I didn’t really come on the England CP scene until 2018. They had a trial at St. George’s Park, with around 90 players turning up. It was nerve-wracking, seeing 90-plus players here, but I got through and then got a phone call from Andy Smith to say I would like to invite you to an Under-21 camp for a classification.
It was around six or seven hours on the train and I did my classification and was meant to then go back home again but they were like ‘seen as though you have come a long way, why don’t you stay and train with the Under-21s’. So I stayed for the weekend.
It was so nice to receive the England kit because it is every kid’s dream to play for England.
Then as soon as my classification went through, they put me up to the seniors, so I ended up bypassing the Under-21s. My mum and dad were like ‘woah’. It is fair to say it wasn’t expected.
I was then only with the seniors for four or five months before the World Cup in Seville in 2019. That is when the real hard work began. We had a week-long camp, where we brought USA over, and then I managed to get selected for the World Cup squad!
I was straight on the phone and my mum and dad were crying and I was crying because it was my dream to play for England. Now I’m doing it! It is just amazing.
I didn’t have time to process it because it was all happening so quickly. There was no time for the emotions. I had to just go full steam ahead.

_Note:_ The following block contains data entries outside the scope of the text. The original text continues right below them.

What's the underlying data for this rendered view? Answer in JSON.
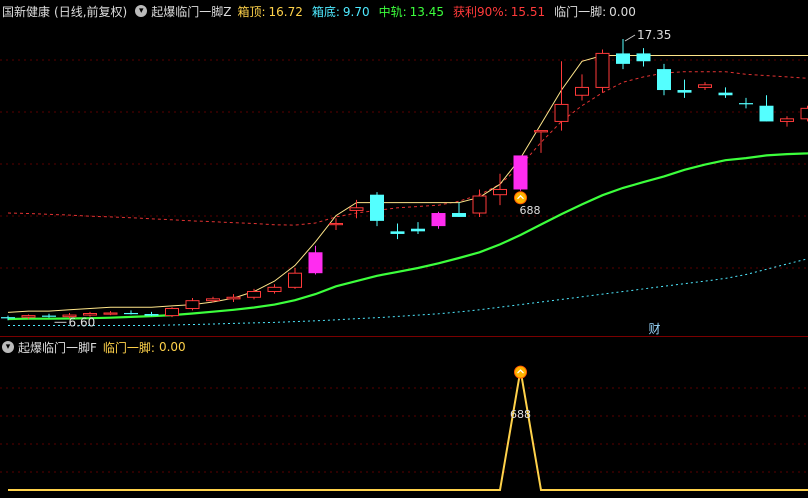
{
  "legend_main": {
    "stock": "国新健康",
    "mode": "(日线,前复权)",
    "indicator": "起爆临门一脚Z",
    "items": [
      {
        "label": "箱顶:",
        "value": "16.72",
        "color": "#ffd24a"
      },
      {
        "label": "箱底:",
        "value": "9.70",
        "color": "#4ee9ff"
      },
      {
        "label": "中轨:",
        "value": "13.45",
        "color": "#3cff3c"
      },
      {
        "label": "获利90%:",
        "value": "15.51",
        "color": "#ff3a3a"
      },
      {
        "label": "临门一脚:",
        "value": "0.00",
        "color": "#dddddd"
      }
    ]
  },
  "legend_sub": {
    "indicator": "起爆临门一脚F",
    "label": "临门一脚:",
    "value": "0.00",
    "color": "#ffd24a"
  },
  "annotations": {
    "high": "17.35",
    "low": "6.60",
    "signal_main": "688",
    "signal_sub": "688",
    "finance_tag": "财"
  },
  "chart_data": [
    {
      "type": "candlestick",
      "ylim": [
        6.0,
        18.0
      ],
      "candles": [
        {
          "o": 6.7,
          "h": 6.78,
          "l": 6.6,
          "c": 6.72,
          "up": false
        },
        {
          "o": 6.72,
          "h": 6.82,
          "l": 6.65,
          "c": 6.78,
          "up": true
        },
        {
          "o": 6.78,
          "h": 6.85,
          "l": 6.7,
          "c": 6.74,
          "up": false
        },
        {
          "o": 6.74,
          "h": 6.88,
          "l": 6.68,
          "c": 6.8,
          "up": true
        },
        {
          "o": 6.8,
          "h": 6.92,
          "l": 6.74,
          "c": 6.86,
          "up": true
        },
        {
          "o": 6.86,
          "h": 6.95,
          "l": 6.8,
          "c": 6.88,
          "up": true
        },
        {
          "o": 6.88,
          "h": 6.98,
          "l": 6.82,
          "c": 6.84,
          "up": false
        },
        {
          "o": 6.84,
          "h": 6.92,
          "l": 6.76,
          "c": 6.78,
          "up": false
        },
        {
          "o": 6.78,
          "h": 7.1,
          "l": 6.72,
          "c": 7.05,
          "up": true
        },
        {
          "o": 7.05,
          "h": 7.45,
          "l": 6.98,
          "c": 7.35,
          "up": true
        },
        {
          "o": 7.35,
          "h": 7.5,
          "l": 7.28,
          "c": 7.42,
          "up": true
        },
        {
          "o": 7.42,
          "h": 7.6,
          "l": 7.3,
          "c": 7.48,
          "up": true
        },
        {
          "o": 7.48,
          "h": 7.8,
          "l": 7.4,
          "c": 7.7,
          "up": true
        },
        {
          "o": 7.7,
          "h": 7.98,
          "l": 7.62,
          "c": 7.86,
          "up": true
        },
        {
          "o": 7.86,
          "h": 8.6,
          "l": 7.8,
          "c": 8.4,
          "up": true
        },
        {
          "o": 8.4,
          "h": 9.45,
          "l": 8.35,
          "c": 9.2,
          "up": true,
          "mag": true
        },
        {
          "o": 10.3,
          "h": 10.5,
          "l": 10.05,
          "c": 10.3,
          "up": true
        },
        {
          "o": 10.8,
          "h": 11.2,
          "l": 10.5,
          "c": 10.9,
          "up": true
        },
        {
          "o": 11.4,
          "h": 11.5,
          "l": 10.2,
          "c": 10.4,
          "up": false
        },
        {
          "o": 10.0,
          "h": 10.3,
          "l": 9.7,
          "c": 9.9,
          "up": false
        },
        {
          "o": 10.1,
          "h": 10.35,
          "l": 9.9,
          "c": 10.0,
          "up": false
        },
        {
          "o": 10.2,
          "h": 10.75,
          "l": 10.1,
          "c": 10.7,
          "up": true,
          "mag": true
        },
        {
          "o": 10.7,
          "h": 11.1,
          "l": 10.55,
          "c": 10.55,
          "up": false
        },
        {
          "o": 10.7,
          "h": 11.6,
          "l": 10.55,
          "c": 11.35,
          "up": true
        },
        {
          "o": 11.4,
          "h": 12.2,
          "l": 11.0,
          "c": 11.6,
          "up": true
        },
        {
          "o": 11.6,
          "h": 12.9,
          "l": 11.55,
          "c": 12.9,
          "up": true,
          "mag": true
        },
        {
          "o": 13.8,
          "h": 13.8,
          "l": 13.0,
          "c": 13.85,
          "up": true
        },
        {
          "o": 14.2,
          "h": 16.5,
          "l": 13.85,
          "c": 14.85,
          "up": true
        },
        {
          "o": 15.2,
          "h": 16.0,
          "l": 15.0,
          "c": 15.5,
          "up": true
        },
        {
          "o": 15.5,
          "h": 16.95,
          "l": 15.3,
          "c": 16.8,
          "up": true
        },
        {
          "o": 16.8,
          "h": 17.35,
          "l": 16.2,
          "c": 16.4,
          "up": false
        },
        {
          "o": 16.8,
          "h": 17.0,
          "l": 16.3,
          "c": 16.5,
          "up": false
        },
        {
          "o": 16.2,
          "h": 16.4,
          "l": 15.2,
          "c": 15.4,
          "up": false
        },
        {
          "o": 15.4,
          "h": 15.8,
          "l": 15.1,
          "c": 15.3,
          "up": false
        },
        {
          "o": 15.5,
          "h": 15.7,
          "l": 15.4,
          "c": 15.6,
          "up": true
        },
        {
          "o": 15.3,
          "h": 15.5,
          "l": 15.1,
          "c": 15.2,
          "up": false
        },
        {
          "o": 14.9,
          "h": 15.1,
          "l": 14.7,
          "c": 14.9,
          "up": false
        },
        {
          "o": 14.8,
          "h": 15.2,
          "l": 14.2,
          "c": 14.2,
          "up": false
        },
        {
          "o": 14.2,
          "h": 14.4,
          "l": 14.0,
          "c": 14.3,
          "up": true
        },
        {
          "o": 14.3,
          "h": 14.8,
          "l": 14.2,
          "c": 14.7,
          "up": true
        },
        {
          "o": 14.65,
          "h": 14.9,
          "l": 14.4,
          "c": 14.5,
          "up": false
        },
        {
          "o": 14.4,
          "h": 14.9,
          "l": 14.3,
          "c": 14.8,
          "up": true
        },
        {
          "o": 14.9,
          "h": 15.4,
          "l": 14.7,
          "c": 15.1,
          "up": true
        }
      ],
      "mid_band": [
        6.65,
        6.66,
        6.66,
        6.67,
        6.68,
        6.7,
        6.73,
        6.76,
        6.8,
        6.86,
        6.93,
        7.0,
        7.09,
        7.2,
        7.37,
        7.6,
        7.9,
        8.1,
        8.3,
        8.45,
        8.6,
        8.78,
        8.98,
        9.2,
        9.5,
        9.86,
        10.26,
        10.66,
        11.03,
        11.38,
        11.66,
        11.88,
        12.1,
        12.35,
        12.55,
        12.72,
        12.8,
        12.9,
        12.95,
        12.98,
        13.05,
        13.1,
        13.15
      ],
      "profit_90": [
        10.7,
        10.68,
        10.65,
        10.62,
        10.58,
        10.55,
        10.52,
        10.48,
        10.44,
        10.4,
        10.37,
        10.33,
        10.3,
        10.25,
        10.24,
        10.32,
        10.55,
        10.7,
        10.8,
        10.9,
        10.95,
        11.0,
        11.15,
        11.4,
        11.8,
        12.5,
        13.4,
        14.2,
        14.8,
        15.3,
        15.7,
        15.9,
        16.05,
        16.1,
        16.1,
        16.1,
        16.0,
        15.95,
        15.9,
        15.85,
        15.8,
        15.78,
        15.76
      ],
      "box_top": [
        6.9,
        6.95,
        6.95,
        7.0,
        7.05,
        7.1,
        7.1,
        7.1,
        7.15,
        7.2,
        7.3,
        7.45,
        7.7,
        8.1,
        8.7,
        9.6,
        10.6,
        11.1,
        11.1,
        11.1,
        11.1,
        11.1,
        11.1,
        11.3,
        11.8,
        12.8,
        14.1,
        15.4,
        16.5,
        16.72,
        16.72,
        16.72,
        16.72,
        16.72,
        16.72,
        16.72,
        16.72,
        16.72,
        16.72,
        16.72,
        16.72,
        16.72,
        16.72
      ],
      "box_bottom": [
        6.4,
        6.4,
        6.4,
        6.4,
        6.4,
        6.4,
        6.4,
        6.4,
        6.42,
        6.44,
        6.46,
        6.48,
        6.5,
        6.52,
        6.55,
        6.58,
        6.62,
        6.66,
        6.7,
        6.75,
        6.8,
        6.85,
        6.92,
        7.0,
        7.1,
        7.2,
        7.3,
        7.4,
        7.5,
        7.6,
        7.7,
        7.8,
        7.9,
        8.0,
        8.1,
        8.2,
        8.35,
        8.55,
        8.75,
        8.95,
        9.2,
        9.45,
        9.7
      ]
    },
    {
      "type": "line",
      "series_key": "临门一脚",
      "ylim": [
        0,
        700
      ],
      "values": [
        0,
        0,
        0,
        0,
        0,
        0,
        0,
        0,
        0,
        0,
        0,
        0,
        0,
        0,
        0,
        0,
        0,
        0,
        0,
        0,
        0,
        0,
        0,
        0,
        0,
        688,
        0,
        0,
        0,
        0,
        0,
        0,
        0,
        0,
        0,
        0,
        0,
        0,
        0,
        0,
        0,
        0,
        0
      ],
      "color": "#ffd24a"
    }
  ]
}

At that 2019 World Cup, all the senior boys and staff were so great. They were talking to me and giving me tips to help stay calm because as soon as you see the shirt hanging up with your name on the back, your adrenaline is pumping and you are running around like a headless chicken. So they helped me so much at my first World Cup.
Looking to the future, the FA launched the Football Your Way plan in 2021 and it is definitely a good thing. It is massively important that we try to spread CP football as much as we can to say ‘look, there is a chance you can play for your country’ because everyone has dreams and desires.
We need to let people know there is an opportunity to play for your country and play football. If you want it, you will have to work hard but there is a chance. We need to keep spreading the word.
Even if playing for England isn’t something you are aspiring for, it just shows that kids with disabilities can play sport. You can do it and you don’t have to be afraid of someone being better than you.
Hard work beats talent and if you work at it then you will improve so I would tell any child reading this to just go for it!